• **YOUR INSTRUCTIONS**
Out of the data below, copy every line with the string "Desktop".

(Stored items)
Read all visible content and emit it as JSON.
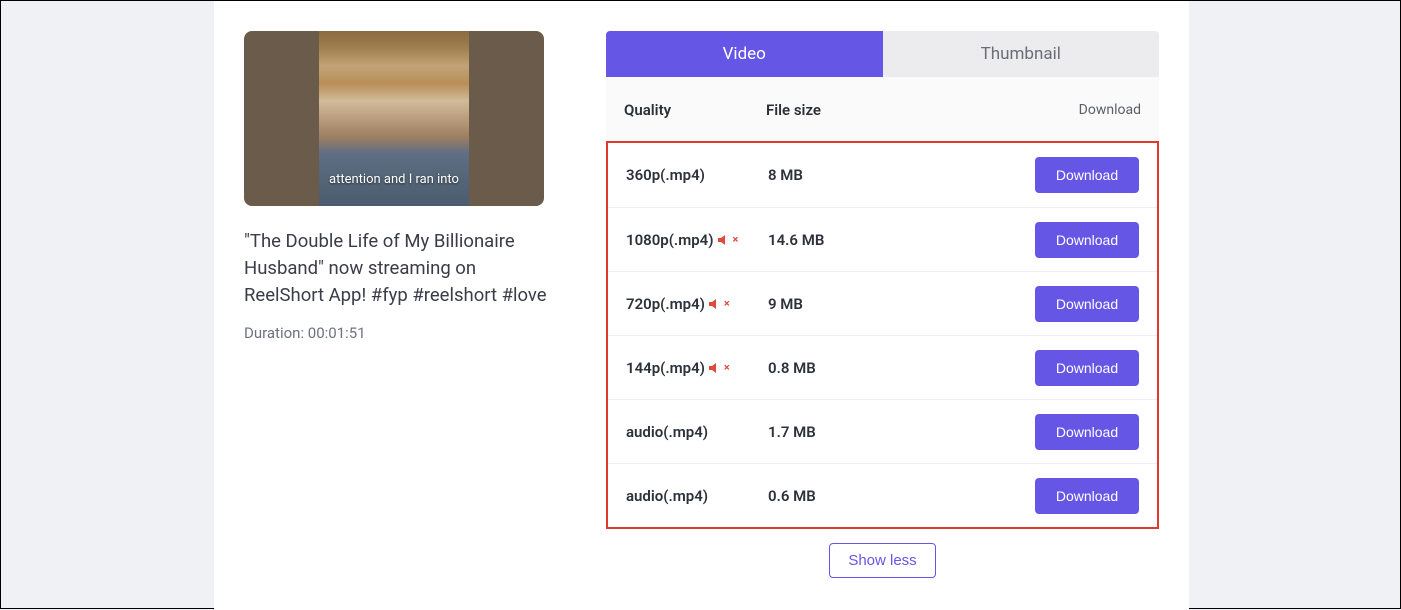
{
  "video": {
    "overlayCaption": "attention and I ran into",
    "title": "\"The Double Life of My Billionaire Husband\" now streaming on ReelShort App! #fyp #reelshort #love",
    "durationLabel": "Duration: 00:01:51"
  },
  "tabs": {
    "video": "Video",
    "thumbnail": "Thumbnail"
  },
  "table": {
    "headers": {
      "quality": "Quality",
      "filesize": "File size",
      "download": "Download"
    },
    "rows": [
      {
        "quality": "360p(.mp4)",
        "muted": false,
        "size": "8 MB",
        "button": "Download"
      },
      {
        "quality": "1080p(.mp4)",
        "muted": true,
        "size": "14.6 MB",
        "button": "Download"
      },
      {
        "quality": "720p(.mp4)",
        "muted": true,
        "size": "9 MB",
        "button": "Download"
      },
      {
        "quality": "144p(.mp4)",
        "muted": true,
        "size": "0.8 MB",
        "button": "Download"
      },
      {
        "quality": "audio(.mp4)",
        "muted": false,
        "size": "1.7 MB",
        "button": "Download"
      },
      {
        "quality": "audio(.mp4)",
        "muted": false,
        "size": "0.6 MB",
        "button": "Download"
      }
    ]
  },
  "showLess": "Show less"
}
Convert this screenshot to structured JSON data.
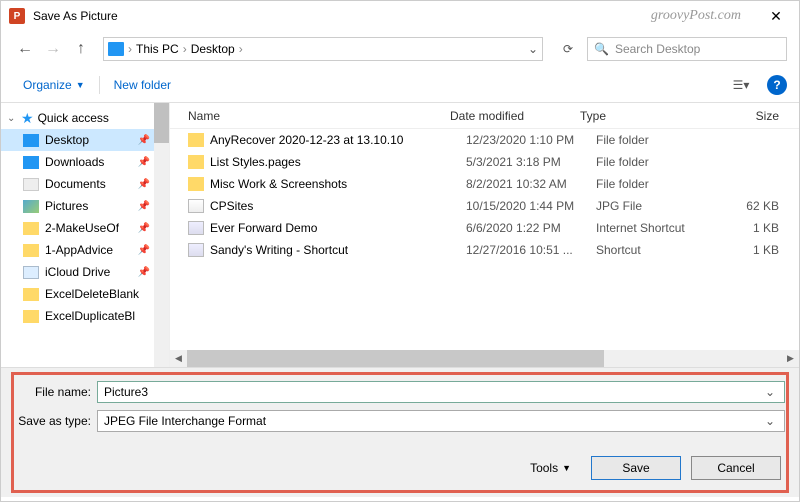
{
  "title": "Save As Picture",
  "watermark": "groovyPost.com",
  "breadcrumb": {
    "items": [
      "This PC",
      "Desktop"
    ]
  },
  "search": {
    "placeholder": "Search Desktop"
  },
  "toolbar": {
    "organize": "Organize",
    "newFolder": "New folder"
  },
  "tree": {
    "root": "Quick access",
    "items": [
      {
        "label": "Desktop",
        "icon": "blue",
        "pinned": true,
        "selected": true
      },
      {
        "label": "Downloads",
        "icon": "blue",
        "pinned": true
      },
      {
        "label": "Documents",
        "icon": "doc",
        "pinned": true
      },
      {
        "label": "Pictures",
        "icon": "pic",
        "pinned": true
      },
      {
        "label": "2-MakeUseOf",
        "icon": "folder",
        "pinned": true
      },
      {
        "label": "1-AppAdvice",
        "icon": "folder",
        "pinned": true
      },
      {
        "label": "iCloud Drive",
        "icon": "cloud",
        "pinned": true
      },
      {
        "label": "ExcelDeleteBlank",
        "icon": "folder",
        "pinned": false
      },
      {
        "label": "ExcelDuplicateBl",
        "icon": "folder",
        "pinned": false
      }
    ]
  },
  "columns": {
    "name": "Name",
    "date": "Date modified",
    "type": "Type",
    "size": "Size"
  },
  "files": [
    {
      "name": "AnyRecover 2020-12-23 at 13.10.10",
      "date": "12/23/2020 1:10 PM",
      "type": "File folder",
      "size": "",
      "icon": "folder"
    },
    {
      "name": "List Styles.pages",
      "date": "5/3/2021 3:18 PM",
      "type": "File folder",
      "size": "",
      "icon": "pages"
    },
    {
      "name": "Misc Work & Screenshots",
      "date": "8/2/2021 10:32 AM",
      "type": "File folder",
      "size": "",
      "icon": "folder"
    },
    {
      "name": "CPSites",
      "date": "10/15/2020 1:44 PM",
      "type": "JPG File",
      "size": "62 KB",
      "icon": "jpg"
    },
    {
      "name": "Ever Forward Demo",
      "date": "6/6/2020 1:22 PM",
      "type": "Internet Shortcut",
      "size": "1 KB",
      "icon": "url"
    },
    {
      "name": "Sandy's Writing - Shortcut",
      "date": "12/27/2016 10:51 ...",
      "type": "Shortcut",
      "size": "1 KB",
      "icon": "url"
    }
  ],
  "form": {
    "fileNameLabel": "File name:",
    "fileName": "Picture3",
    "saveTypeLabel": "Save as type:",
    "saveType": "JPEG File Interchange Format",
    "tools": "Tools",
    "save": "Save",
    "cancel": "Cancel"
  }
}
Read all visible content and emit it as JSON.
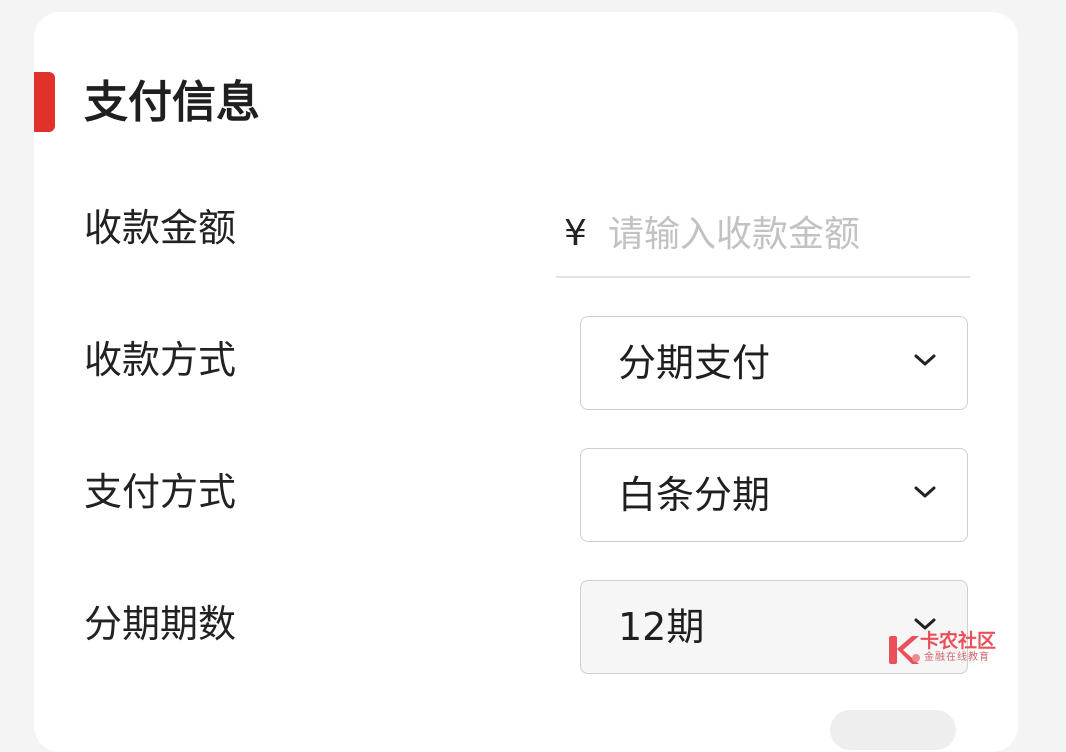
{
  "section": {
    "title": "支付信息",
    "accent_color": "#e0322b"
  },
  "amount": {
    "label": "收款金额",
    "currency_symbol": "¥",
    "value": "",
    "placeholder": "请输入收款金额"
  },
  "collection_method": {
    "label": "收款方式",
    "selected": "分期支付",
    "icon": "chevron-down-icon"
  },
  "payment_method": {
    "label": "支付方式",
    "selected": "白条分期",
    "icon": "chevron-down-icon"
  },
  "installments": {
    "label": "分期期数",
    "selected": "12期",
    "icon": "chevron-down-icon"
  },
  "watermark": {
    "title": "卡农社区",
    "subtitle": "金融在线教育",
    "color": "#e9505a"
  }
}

• **ANSWER TO THIS EXERCISE**
      "Desktop"
    "placeholder": "Search Desktop"
        "label": "Desktop",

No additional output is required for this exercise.